Sexes Eligible for Study:   Male
Accepts Healthy Volunteers:   Yes
Criteria

Inclusion Criteria:

COPD patients

  • Clinical diagnosed COPD
  • No allergies
  • Post-bronchodilator FEV1 < 80% predicted, and post-bronchodilator FEV1/FVC < 70%
  • No use of (inhaled) corticosteroids in the 6 weeks preceding the study
  • Age > 40
  • Smokers and ex- smokers > 10 pack years
  • Ex-smokers have to have quitted smoking for at least one year
  • No other major current health problems
  • Informed consent Healthy controls
  • No signs of pulmonary disease
  • No allergies or hyperreactivity
  • No other major current health problems
  • FEV1 > 90 % predicted, FEV1/FVC > 70%
  • Age > 40
  • Never smokers, i.e. no cigarettes last year, and maximal 5 pack years
  • Smokers and ex- smokers > 10 pack years
  • Ex-smokers have to have quitted smoking for at least one year
  • Informed consent

Exclusion Criteria:

  • Use of (inhaled) corticosteroids in the 6 weeks preceding the study
  • Addiction to alcohol or drugs
  • COPD exacerbation in the 6 weeks preceding the study
  Contacts and Locations
Information from the National Library of Medicine

To learn more about this study, you or your doctor may contact the study research staff using the contact information provided by the sponsor.

Please refer to this study by its ClinicalTrials.gov identifier (NCT number): NCT00452764


Locations
Netherlands
University Medical Center Groningen
Groningen, Netherlands
Sponsors and Collaborators
Groningen Research Institute for Asthma and COPD
Investigators
Principal Investigator: Huib AM Kerstjens, MD, PhD UMCG, department of pulmonary diseases
  More Information

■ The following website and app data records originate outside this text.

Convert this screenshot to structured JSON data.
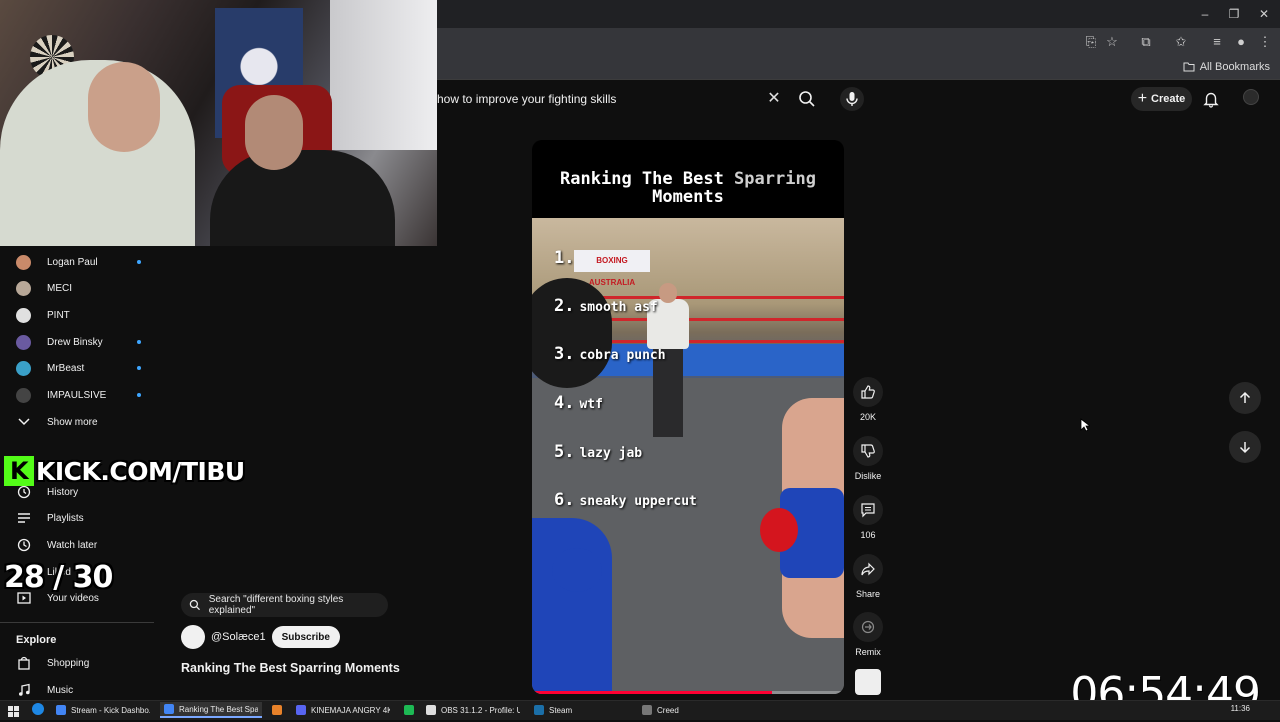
{
  "browser": {
    "all_bookmarks": "All Bookmarks"
  },
  "search": {
    "query": "how to improve your fighting skills"
  },
  "header": {
    "create_label": "Create"
  },
  "sidebar": {
    "subscriptions": [
      {
        "name": "Logan Paul",
        "new": true,
        "color": "#c98a6a"
      },
      {
        "name": "MECI",
        "new": false,
        "color": "#b8a898"
      },
      {
        "name": "PINT",
        "new": false,
        "color": "#e0e0e0"
      },
      {
        "name": "Drew Binsky",
        "new": true,
        "color": "#6a5aa0"
      },
      {
        "name": "MrBeast",
        "new": true,
        "color": "#3aa0c8"
      },
      {
        "name": "IMPAULSIVE",
        "new": true,
        "color": "#444444"
      }
    ],
    "show_more": "Show more",
    "you_items": {
      "history": "History",
      "playlists": "Playlists",
      "watch_later": "Watch later",
      "liked": "Liked",
      "your_videos": "Your videos"
    },
    "explore_title": "Explore",
    "explore_items": {
      "shopping": "Shopping",
      "music": "Music"
    }
  },
  "overlay": {
    "kick_text": "KICK.COM/TIBU",
    "kick_logo": "K",
    "counter": "28 / 30",
    "timer": "06:54:49"
  },
  "short": {
    "suggestion": "Search \"different boxing styles explained\"",
    "channel": "@Solæce1",
    "subscribe": "Subscribe",
    "title": "Ranking The Best Sparring Moments",
    "video_title_main": "Ranking The Best ",
    "video_title_accent": "Sparring",
    "video_title_line2": "Moments",
    "ranks": [
      {
        "num": "1.",
        "label": ""
      },
      {
        "num": "2.",
        "label": "smooth asf"
      },
      {
        "num": "3.",
        "label": "cobra punch"
      },
      {
        "num": "4.",
        "label": "wtf"
      },
      {
        "num": "5.",
        "label": "lazy jab"
      },
      {
        "num": "6.",
        "label": "sneaky uppercut"
      }
    ],
    "sign_text": "BOXING AUSTRALIA",
    "progress": 0.77,
    "progress_color": "#ff0033"
  },
  "actions": {
    "likes": "20K",
    "dislike": "Dislike",
    "comments": "106",
    "share": "Share",
    "remix": "Remix"
  },
  "taskbar": {
    "items": [
      {
        "label": "Stream - Kick Dashbo...",
        "color": "#4285f4"
      },
      {
        "label": "Ranking The Best Spa...",
        "color": "#4285f4"
      },
      {
        "label": "",
        "color": "#e8822a"
      },
      {
        "label": "KINEMAJA ANGRY 4K...",
        "color": "#5865f2"
      },
      {
        "label": "",
        "color": "#1db954"
      },
      {
        "label": "OBS 31.1.2 - Profile: U...",
        "color": "#dddddd"
      },
      {
        "label": "Steam",
        "color": "#1b6fa8"
      },
      {
        "label": "Creed",
        "color": "#777777"
      }
    ],
    "clock": "11:36"
  }
}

ClinicalTrials.gov Identifier: NCT00452764     History of Changes
Other Study ID Numbers: METc2006-135
First Submitted: March 26, 2007
First Posted: March 27, 2007
Last Update Posted: November 8, 2007
Last Verified: November 2007

Keywords provided by Groningen Research Institute for Asthma and COPD:
COPD
Healthy
Regulatory T cell
Heme oxygenase-1
peripheral blood

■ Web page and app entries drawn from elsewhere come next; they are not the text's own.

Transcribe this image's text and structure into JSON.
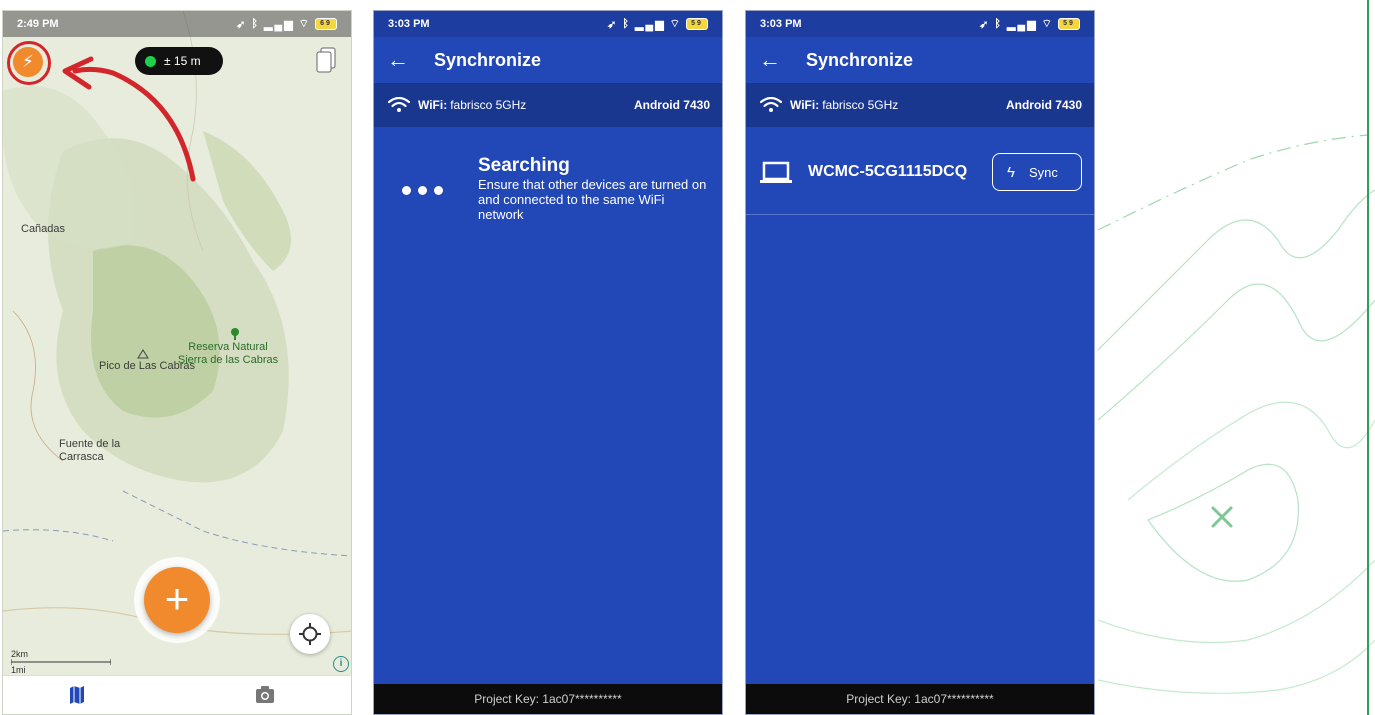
{
  "phone1": {
    "time": "2:49 PM",
    "battery": "69",
    "gps_accuracy": "± 15 m",
    "map_labels": {
      "canadas": "Cañadas",
      "reserva_1": "Reserva Natural",
      "reserva_2": "Sierra de las Cabras",
      "pico": "Pico de Las Cabras",
      "fuente_1": "Fuente de la",
      "fuente_2": "Carrasca"
    },
    "scale_km": "2km",
    "scale_mi": "1mi",
    "fab_symbol": "+",
    "info_symbol": "i"
  },
  "phone2": {
    "time": "3:03 PM",
    "battery": "59",
    "title": "Synchronize",
    "wifi_label": "WiFi:",
    "wifi_network": "fabrisco 5GHz",
    "device": "Android 7430",
    "searching_title": "Searching",
    "searching_message": "Ensure that other devices are turned on and connected to the same WiFi network",
    "project_key": "Project Key: 1ac07**********"
  },
  "phone3": {
    "time": "3:03 PM",
    "battery": "59",
    "title": "Synchronize",
    "wifi_label": "WiFi:",
    "wifi_network": "fabrisco 5GHz",
    "device": "Android 7430",
    "peer_device": "WCMC-5CG1115DCQ",
    "sync_label": "Sync",
    "project_key": "Project Key: 1ac07**********"
  },
  "colors": {
    "orange": "#f18a2d",
    "red_annotation": "#d3262b",
    "sync_blue": "#2247b6",
    "gps_green": "#21d04a"
  }
}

Additional relevant MeSH terms:
Lung Diseases
Lung Diseases, Obstructive
Pulmonary Disease, Chronic Obstructive
Respiratory Tract Diseases